What is required: Filter the entries below, keeping only lines with the word "this".

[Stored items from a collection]
_ _ _ _ _ _ _

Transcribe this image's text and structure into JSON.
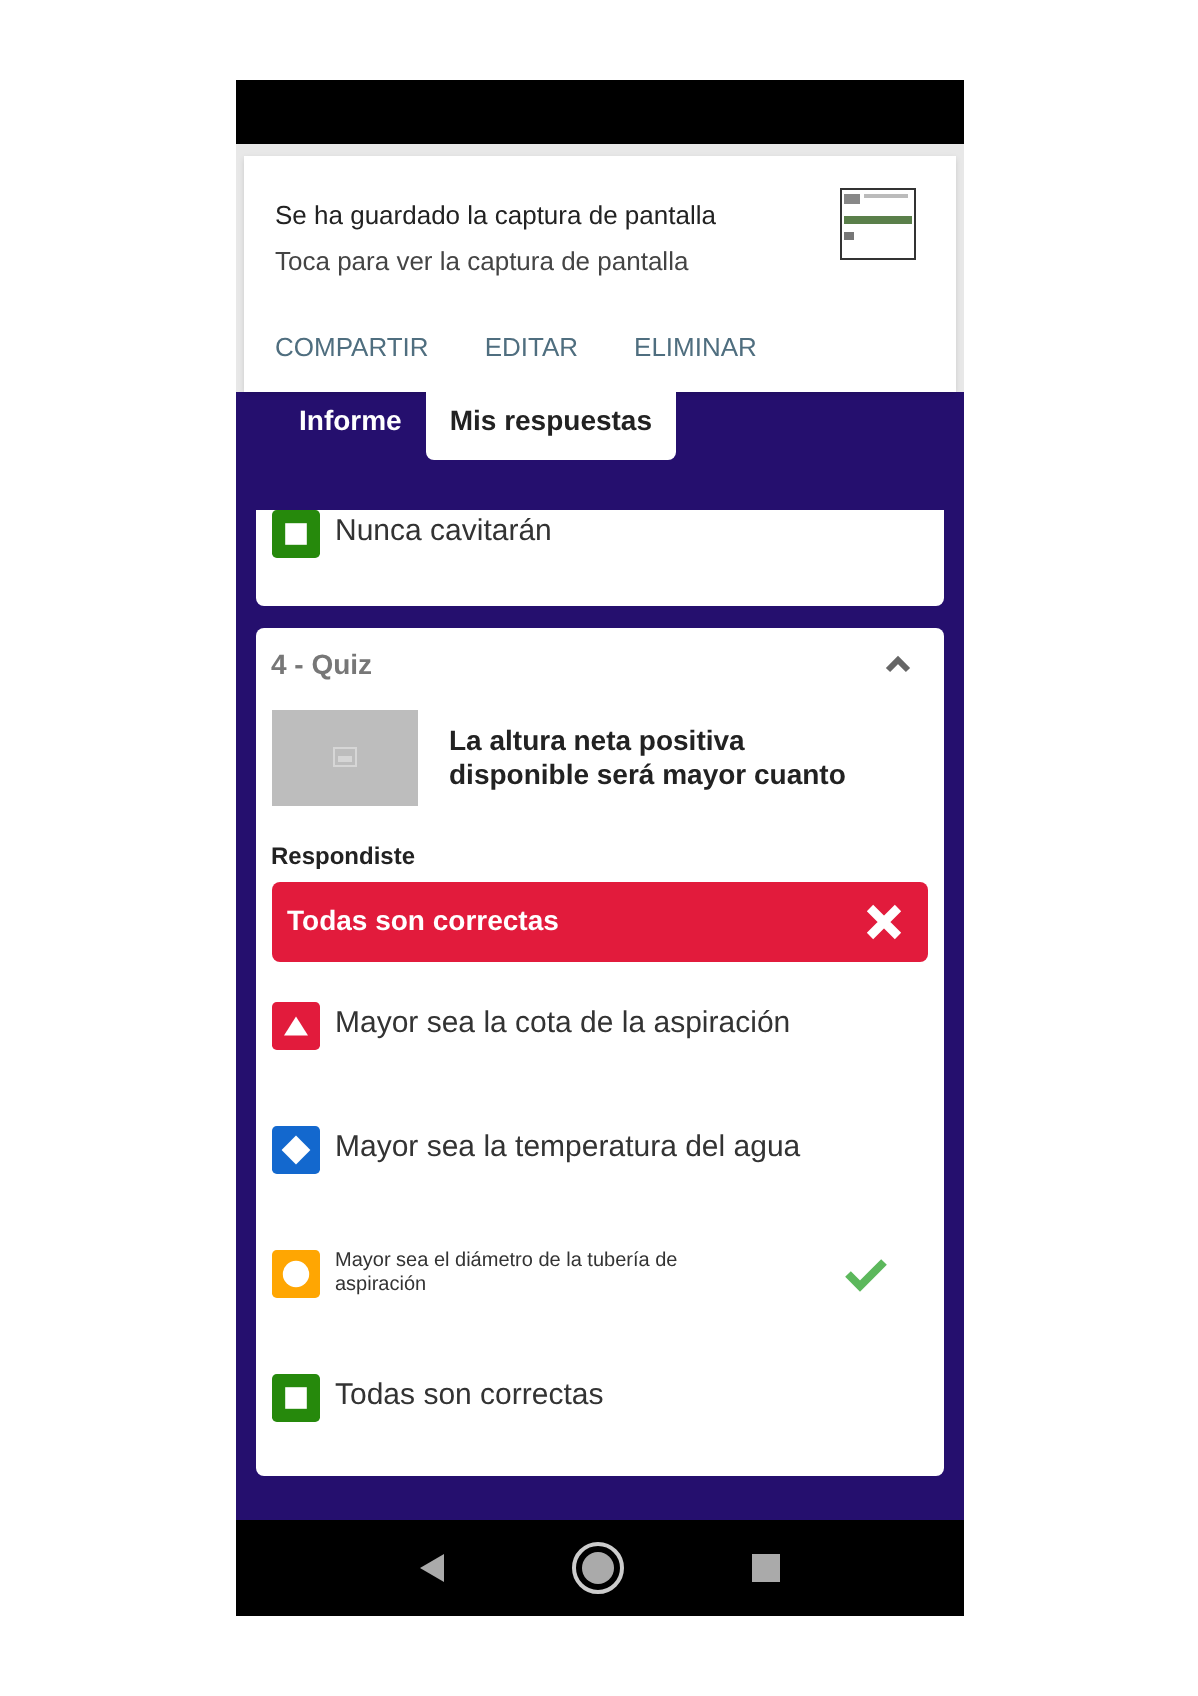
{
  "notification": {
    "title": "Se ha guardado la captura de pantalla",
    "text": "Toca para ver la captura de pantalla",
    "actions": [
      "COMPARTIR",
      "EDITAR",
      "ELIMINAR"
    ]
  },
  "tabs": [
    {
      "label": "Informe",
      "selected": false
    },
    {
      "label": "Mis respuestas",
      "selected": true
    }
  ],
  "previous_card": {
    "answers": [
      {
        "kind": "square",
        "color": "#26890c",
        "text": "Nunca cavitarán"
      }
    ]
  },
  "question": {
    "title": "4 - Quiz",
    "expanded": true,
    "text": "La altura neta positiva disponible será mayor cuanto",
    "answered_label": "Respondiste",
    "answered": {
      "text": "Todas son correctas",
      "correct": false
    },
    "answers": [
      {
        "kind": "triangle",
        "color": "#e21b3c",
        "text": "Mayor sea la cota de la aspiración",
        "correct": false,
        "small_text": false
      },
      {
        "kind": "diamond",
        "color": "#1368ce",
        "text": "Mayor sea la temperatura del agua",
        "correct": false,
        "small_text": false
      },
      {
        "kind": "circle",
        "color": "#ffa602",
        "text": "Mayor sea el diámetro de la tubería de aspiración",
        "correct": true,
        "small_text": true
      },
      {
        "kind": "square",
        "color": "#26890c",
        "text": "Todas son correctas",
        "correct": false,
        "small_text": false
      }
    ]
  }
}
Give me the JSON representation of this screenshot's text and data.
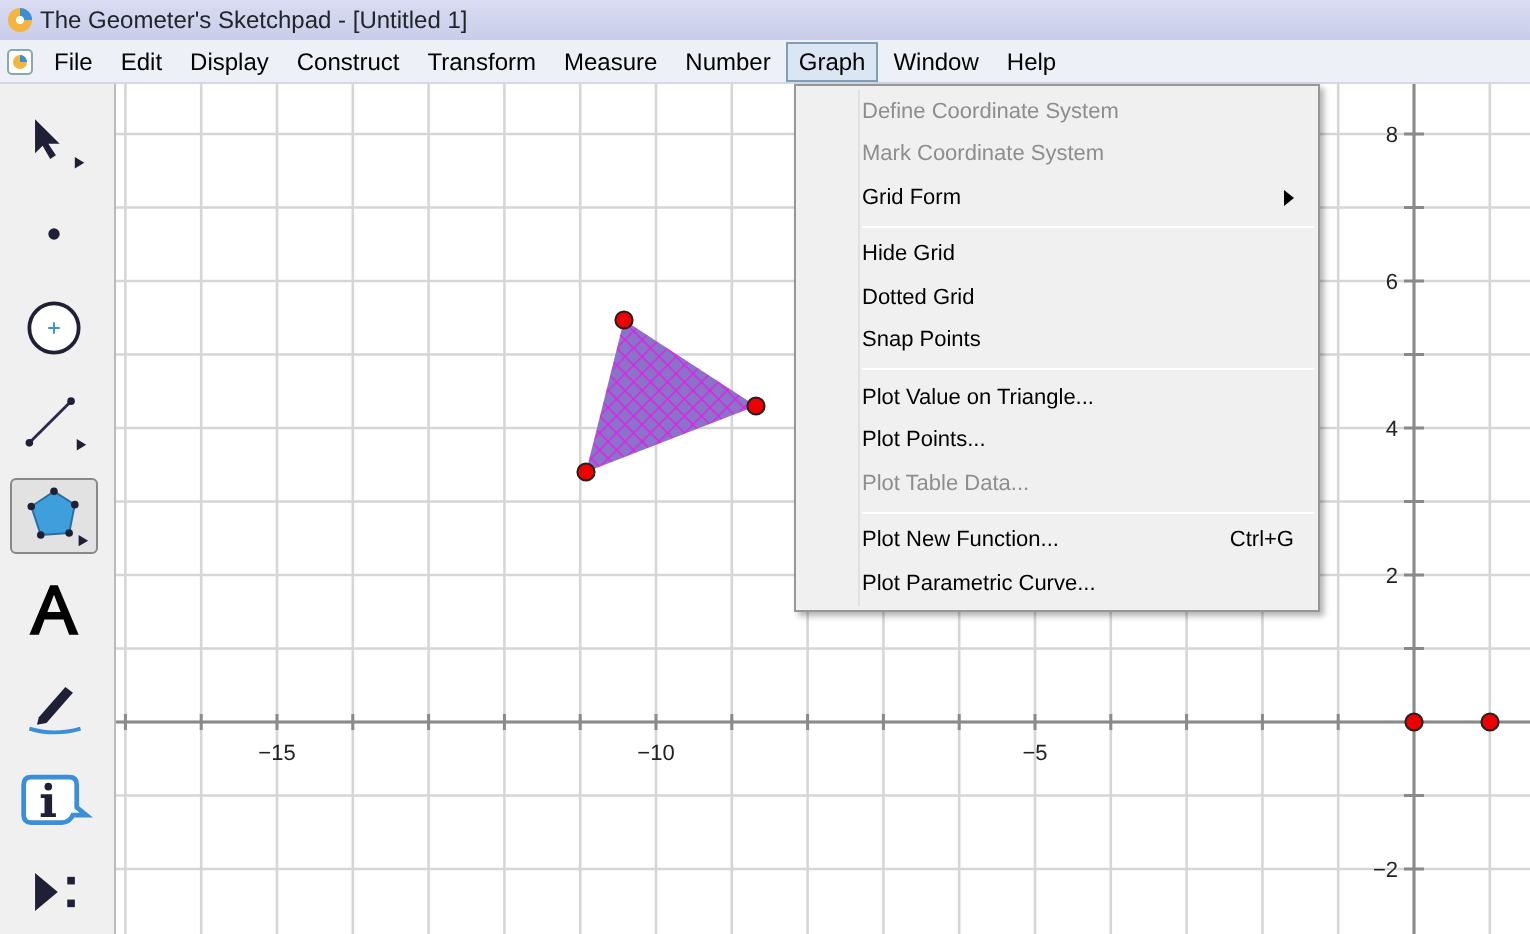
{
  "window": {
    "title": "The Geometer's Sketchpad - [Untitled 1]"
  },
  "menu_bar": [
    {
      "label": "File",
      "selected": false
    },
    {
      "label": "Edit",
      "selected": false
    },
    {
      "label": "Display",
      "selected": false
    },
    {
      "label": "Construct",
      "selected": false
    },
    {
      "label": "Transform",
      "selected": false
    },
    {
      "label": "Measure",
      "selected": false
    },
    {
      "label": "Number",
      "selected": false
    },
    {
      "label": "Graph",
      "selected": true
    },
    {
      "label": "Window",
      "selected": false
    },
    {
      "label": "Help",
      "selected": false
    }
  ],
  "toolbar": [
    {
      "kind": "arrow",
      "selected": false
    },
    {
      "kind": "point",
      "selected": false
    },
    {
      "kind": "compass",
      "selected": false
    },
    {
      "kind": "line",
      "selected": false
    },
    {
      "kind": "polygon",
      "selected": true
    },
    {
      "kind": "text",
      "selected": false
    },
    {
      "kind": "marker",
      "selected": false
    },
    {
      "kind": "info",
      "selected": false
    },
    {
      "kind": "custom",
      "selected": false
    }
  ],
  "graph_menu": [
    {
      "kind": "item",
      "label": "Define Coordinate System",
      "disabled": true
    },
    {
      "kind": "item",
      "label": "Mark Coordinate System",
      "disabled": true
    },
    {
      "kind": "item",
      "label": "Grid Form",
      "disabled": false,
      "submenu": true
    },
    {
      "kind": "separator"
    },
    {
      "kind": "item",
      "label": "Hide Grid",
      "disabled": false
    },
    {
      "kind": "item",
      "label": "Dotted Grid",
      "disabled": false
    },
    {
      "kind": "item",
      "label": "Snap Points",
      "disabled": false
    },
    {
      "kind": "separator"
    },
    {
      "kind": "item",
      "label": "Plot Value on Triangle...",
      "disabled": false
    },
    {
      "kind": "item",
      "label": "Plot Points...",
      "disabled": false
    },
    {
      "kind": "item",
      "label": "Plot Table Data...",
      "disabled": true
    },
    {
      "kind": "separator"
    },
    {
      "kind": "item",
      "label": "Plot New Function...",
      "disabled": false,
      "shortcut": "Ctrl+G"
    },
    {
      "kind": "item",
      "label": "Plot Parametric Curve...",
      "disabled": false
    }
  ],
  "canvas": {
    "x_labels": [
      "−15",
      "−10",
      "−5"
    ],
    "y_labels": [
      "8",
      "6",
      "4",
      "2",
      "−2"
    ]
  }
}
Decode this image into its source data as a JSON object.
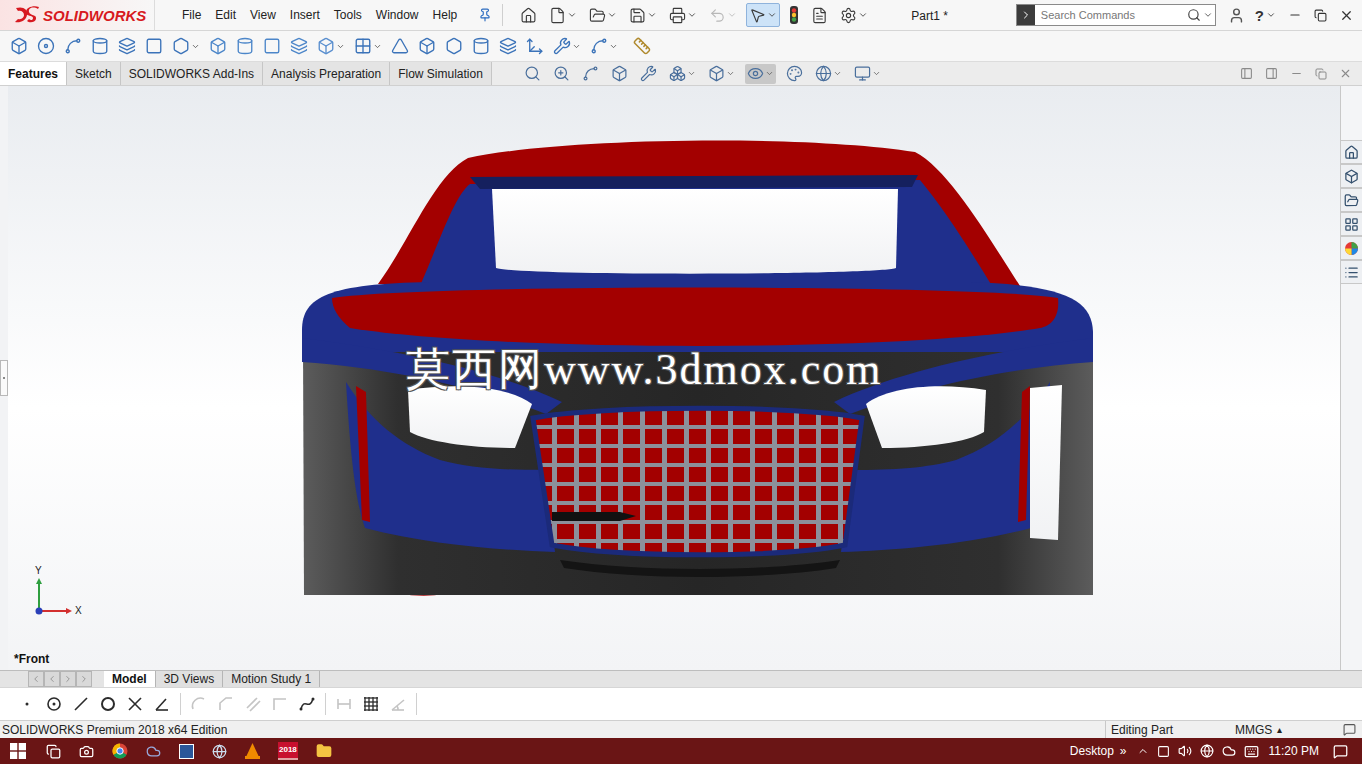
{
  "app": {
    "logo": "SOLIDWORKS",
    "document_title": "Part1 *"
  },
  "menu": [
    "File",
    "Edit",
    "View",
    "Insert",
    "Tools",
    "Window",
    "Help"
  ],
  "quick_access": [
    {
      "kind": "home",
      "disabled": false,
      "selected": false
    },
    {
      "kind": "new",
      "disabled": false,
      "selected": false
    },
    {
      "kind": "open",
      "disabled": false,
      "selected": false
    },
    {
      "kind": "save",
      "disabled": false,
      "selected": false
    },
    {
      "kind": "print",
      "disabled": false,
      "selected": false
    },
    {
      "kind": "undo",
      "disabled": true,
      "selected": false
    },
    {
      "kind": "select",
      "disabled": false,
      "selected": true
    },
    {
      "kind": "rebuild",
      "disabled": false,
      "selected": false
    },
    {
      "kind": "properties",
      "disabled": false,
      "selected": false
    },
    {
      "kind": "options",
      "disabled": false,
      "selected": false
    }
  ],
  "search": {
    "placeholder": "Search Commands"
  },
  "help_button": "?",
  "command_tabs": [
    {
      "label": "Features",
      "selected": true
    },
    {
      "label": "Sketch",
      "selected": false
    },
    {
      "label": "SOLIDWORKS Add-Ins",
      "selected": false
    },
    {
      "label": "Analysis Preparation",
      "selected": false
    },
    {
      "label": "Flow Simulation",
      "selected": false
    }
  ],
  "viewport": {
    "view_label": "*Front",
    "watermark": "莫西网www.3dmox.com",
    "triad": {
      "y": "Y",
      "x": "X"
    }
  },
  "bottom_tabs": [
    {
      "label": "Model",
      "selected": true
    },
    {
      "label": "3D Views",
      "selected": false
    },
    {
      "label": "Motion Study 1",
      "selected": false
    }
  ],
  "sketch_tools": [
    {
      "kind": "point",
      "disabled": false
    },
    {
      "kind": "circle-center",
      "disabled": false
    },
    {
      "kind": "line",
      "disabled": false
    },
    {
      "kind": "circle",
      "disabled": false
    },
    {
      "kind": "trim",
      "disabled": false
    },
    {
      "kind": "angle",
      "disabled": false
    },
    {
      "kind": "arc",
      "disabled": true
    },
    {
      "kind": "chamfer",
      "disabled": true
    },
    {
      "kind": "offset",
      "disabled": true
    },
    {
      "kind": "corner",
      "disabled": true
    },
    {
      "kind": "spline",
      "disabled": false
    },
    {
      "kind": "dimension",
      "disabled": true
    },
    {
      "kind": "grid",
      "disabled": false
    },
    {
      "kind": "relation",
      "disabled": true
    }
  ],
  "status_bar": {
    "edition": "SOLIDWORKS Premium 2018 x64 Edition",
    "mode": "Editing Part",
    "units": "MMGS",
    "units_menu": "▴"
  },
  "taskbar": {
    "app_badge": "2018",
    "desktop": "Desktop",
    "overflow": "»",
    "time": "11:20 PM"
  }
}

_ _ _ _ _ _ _

Completed task:
Transcribe this image's text and structure into JSON.
Give me the JSON representation of this screenshot's text and data.
Decode this image into its source data as a JSON object.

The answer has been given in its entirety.